My 77-year-old grandma just spent a week at my house.
Every year since we left Ohio, she makes an annual (sometimes bi-annual) pilgrimage from the tundra to the sunshine to see her great-granddaughters (and I guess Mike and me too).
Typically, we keep the visit low key by sipping drinks on the patio, eating dinner by 5:30 pm, chasing kids for diaper changing, and competing for how many Jeopardy questions we can get right.
While the same was true for this visit, something new occurred to me.
Every day that she’s with us, she gets a call, email, or text from at least three different people.
Mike and I have always joked that she has more friends than we do, but during this visit, it became painfully clear to us that she does have more friends than we do.
How can this be?
How did she just make a new friend (Robin, who moved in next door) at 77 years old?!
I decided to investigate.
Learn how to talk to people
After observing her over the years, I’ve realized that she’s a master conversationalist.
She asks questions until she finds something in common with the person she’s talking to, and she’s genuinely interested in the person’s response.
That may seem simple and obvious, but the very act of communicating with people sincerely is challenging for a lot of us.
Take me for example.
Making friends doesn’t come as naturally to me as it does to my grandma.
Maybe it’s because I’m an ESTJ.
Or because I am the firstborn.
Maybe I’m just a little too bossy and assertive, but I have difficulty making new friends.
Especially now that most people prefer to communicate with as little human interaction as possible.
How many times has someone asked you a question, and you didn’t even look up from your phone to give your answer?
How often do you ask someone a question, and they ask you to repeat it because they weren’t paying attention?
In a world where it is so easy to isolate yourself and avoid even the simplest of conversations, is it any wonder that people like me find it hard to make work friends?
Not everyone is as naturally gifted when it comes to making friends and finding your pack as a lone wolf can be the difference between liking and hating your job.
The good news is that you can apply science to your quest and make friends quicker at work. I’ve done the research, and here’s what I found.
Focus on finding people like you
It turns out that improving your likability is one of the best skills that you can master to further your career because likable people make friends, get hired, and get promotions faster than self-promoters.
Because we like people who are like us, so we give them things like our friendship, new jobs, and awesome promotions.
Robert Cialdini is a social psychologist and world-renowned expert on finding out what makes people influential and persuasive.
In his book, Influence: Science and Practice, he writes, “We tend to like people who say they like us (that is, who give us compliments). We also tend to like people who say they are like us (that is, similar to us).”
Given the simplicity of these two ideas, it seems like making friends at work is simple.
Be likable by finding commonalities with the person you’re speaking to and give them a sincere compliment.
Strike up a conversation with someone new
Ask the person next to you a question while you’re waiting for a meeting to begin.
Ask about their day, their kids, their favorite Netflix show to binge, whatever.
This exercise aims to find something in common with that person and build from there.
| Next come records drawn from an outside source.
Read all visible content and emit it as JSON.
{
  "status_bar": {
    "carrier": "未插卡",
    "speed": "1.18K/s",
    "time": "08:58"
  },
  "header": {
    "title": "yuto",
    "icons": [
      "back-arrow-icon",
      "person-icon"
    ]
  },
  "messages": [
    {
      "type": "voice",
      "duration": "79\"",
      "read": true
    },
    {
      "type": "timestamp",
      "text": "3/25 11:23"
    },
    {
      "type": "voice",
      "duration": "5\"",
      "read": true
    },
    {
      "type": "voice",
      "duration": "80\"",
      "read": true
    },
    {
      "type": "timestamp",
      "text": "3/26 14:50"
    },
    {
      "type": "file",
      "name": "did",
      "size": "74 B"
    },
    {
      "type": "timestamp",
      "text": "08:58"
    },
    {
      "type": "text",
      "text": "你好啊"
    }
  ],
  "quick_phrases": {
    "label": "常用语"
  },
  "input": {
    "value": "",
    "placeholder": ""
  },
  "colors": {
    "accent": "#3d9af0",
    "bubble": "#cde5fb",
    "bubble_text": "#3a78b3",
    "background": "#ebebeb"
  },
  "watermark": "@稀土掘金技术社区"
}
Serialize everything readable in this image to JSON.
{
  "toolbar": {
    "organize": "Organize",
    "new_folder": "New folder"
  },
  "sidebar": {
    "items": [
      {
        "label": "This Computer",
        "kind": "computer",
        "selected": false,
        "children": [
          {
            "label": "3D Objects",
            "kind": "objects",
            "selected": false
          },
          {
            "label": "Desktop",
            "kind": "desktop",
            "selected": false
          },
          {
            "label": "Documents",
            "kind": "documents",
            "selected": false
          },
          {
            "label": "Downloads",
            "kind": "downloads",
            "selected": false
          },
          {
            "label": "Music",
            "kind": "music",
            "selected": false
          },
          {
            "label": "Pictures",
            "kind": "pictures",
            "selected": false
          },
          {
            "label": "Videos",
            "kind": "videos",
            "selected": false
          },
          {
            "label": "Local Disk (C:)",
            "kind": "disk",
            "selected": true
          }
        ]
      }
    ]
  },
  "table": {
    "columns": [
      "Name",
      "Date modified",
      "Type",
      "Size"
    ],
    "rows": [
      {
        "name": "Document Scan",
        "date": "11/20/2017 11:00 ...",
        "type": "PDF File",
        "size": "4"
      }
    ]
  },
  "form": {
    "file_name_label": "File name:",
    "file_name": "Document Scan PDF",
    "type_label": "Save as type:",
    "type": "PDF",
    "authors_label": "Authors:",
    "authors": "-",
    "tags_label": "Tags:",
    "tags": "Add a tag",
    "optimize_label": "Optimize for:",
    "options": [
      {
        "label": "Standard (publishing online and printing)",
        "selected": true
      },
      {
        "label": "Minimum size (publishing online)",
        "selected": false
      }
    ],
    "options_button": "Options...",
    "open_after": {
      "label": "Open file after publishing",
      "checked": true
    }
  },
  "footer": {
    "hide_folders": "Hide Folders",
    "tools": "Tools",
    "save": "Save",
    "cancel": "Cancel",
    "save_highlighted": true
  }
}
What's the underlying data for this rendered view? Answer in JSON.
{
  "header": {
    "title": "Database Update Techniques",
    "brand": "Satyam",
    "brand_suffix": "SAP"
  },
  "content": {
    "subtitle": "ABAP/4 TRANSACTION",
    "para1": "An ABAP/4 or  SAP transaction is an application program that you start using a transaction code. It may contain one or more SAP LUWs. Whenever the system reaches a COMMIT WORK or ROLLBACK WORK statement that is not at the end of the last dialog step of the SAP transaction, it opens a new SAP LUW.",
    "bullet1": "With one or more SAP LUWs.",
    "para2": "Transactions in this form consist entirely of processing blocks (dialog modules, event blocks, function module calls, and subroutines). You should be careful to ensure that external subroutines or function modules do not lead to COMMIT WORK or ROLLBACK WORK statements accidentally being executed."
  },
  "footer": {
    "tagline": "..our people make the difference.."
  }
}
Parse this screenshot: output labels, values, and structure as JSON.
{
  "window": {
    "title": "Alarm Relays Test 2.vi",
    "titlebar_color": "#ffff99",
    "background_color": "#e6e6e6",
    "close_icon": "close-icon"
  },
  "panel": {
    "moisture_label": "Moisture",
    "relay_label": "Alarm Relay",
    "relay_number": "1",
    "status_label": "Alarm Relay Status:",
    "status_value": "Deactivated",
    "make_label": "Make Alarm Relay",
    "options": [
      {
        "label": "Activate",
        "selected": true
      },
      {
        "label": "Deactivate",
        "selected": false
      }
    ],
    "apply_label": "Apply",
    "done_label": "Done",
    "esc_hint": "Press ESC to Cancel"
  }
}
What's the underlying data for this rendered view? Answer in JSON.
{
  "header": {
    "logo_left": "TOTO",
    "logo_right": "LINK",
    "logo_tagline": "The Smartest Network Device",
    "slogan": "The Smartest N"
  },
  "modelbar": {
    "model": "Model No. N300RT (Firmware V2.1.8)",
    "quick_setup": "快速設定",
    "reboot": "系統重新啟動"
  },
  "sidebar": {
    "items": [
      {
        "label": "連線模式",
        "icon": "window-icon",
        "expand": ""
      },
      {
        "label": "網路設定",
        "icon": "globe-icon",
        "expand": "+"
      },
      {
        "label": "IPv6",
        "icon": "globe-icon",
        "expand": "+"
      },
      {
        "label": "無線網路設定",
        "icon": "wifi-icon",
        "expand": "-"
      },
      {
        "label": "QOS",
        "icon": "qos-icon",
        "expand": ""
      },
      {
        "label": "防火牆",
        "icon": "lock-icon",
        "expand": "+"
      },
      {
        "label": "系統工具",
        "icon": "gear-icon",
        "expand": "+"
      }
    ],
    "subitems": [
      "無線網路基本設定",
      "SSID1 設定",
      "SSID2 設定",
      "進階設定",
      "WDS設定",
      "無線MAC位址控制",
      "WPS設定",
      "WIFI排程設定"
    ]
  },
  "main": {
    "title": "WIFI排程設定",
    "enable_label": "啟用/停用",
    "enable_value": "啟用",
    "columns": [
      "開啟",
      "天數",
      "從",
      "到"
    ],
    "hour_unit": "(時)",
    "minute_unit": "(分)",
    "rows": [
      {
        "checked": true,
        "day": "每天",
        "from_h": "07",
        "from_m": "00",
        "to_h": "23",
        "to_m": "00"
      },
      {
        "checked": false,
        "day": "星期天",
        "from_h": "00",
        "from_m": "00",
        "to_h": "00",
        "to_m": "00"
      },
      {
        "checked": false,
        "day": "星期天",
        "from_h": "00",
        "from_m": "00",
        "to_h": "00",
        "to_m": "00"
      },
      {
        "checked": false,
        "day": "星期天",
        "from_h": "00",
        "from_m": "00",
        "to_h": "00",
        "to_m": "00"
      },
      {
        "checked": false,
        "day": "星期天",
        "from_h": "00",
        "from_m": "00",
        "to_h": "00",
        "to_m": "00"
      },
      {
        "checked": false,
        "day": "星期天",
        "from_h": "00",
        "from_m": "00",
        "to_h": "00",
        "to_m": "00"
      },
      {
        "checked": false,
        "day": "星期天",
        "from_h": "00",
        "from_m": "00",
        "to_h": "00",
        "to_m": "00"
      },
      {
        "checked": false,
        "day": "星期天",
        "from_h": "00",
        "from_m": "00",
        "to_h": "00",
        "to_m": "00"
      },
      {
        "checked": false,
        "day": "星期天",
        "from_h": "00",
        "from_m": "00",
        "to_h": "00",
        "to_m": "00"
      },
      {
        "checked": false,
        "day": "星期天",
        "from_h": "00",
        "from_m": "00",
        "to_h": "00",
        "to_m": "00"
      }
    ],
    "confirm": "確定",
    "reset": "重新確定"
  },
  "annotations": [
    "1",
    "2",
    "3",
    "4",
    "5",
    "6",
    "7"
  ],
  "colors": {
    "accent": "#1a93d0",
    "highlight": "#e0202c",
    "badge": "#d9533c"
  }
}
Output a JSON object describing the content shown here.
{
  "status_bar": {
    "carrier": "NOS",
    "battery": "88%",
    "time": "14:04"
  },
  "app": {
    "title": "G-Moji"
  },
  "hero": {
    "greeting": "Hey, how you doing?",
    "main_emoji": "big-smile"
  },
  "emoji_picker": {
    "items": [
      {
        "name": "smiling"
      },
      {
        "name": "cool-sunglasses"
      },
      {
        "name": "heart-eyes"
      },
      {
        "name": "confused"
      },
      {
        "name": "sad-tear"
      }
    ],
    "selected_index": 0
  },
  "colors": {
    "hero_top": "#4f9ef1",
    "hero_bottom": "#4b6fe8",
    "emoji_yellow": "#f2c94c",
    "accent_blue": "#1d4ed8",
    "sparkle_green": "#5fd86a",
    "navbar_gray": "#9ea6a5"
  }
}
Don’t interrogate them, just ask something easy.
Journalists do this by keeping the words “who, what, where, when, why, and how” in the back of their minds because they’re the beginning of six easy follow-up questions.
Put your phone down, and make eye contact
Research shows that people make connections by looking into each other’s eyes.
If you maintain eye contact with someone for several seconds, then you’ll be more likely to find that person attractive.
We like attractive people because we think we’re attractive, and (as mentioned before) like attracts like when you’re making friends.
Listen intently, and give genuine answers
Relationships are built on trust, so you must take the time to build that trust with new people to turn them into work friends.
What does that look like?
Smiling, nodding, generously giving compliments, and saying things like, “Yes, and…” to keep the convo going.
Practice being approachable
Do you walk past someone in the hall and keep your eyes on the floor?
If so, try looking up and saying, “Hi.”
Even if you’re in a rush, practicing good communication and manners never hurts.
People are attracted to both, and the more you do it, the more naturally it comes.
Be an engaging conversationalist
Nothing stops the friendship-building process faster than responding with “Yep,” or “Ok,” or worse, “K.”
Make friends faster by being a fun person to chit-chat with.
When someone asks you a question, give a sincere answer, and then follow up with a question for them.
Bonus points if you can squeeze in a compliment.
“Yes, you’re right. I like the way you think. What do you think we should do next?”
Don’t rush it, and don’t give up
As the old saying goes, there’s a squirrel for every nut.
You’re not going to mesh with everyone.
You may not mesh with most people, but studies show that having just one best friend at work can make a huge difference in whether or not you like (and stay at) your job.
Keep trying even if you don’t connect with someone immediately after taking these steps.
Your squirrel is out there.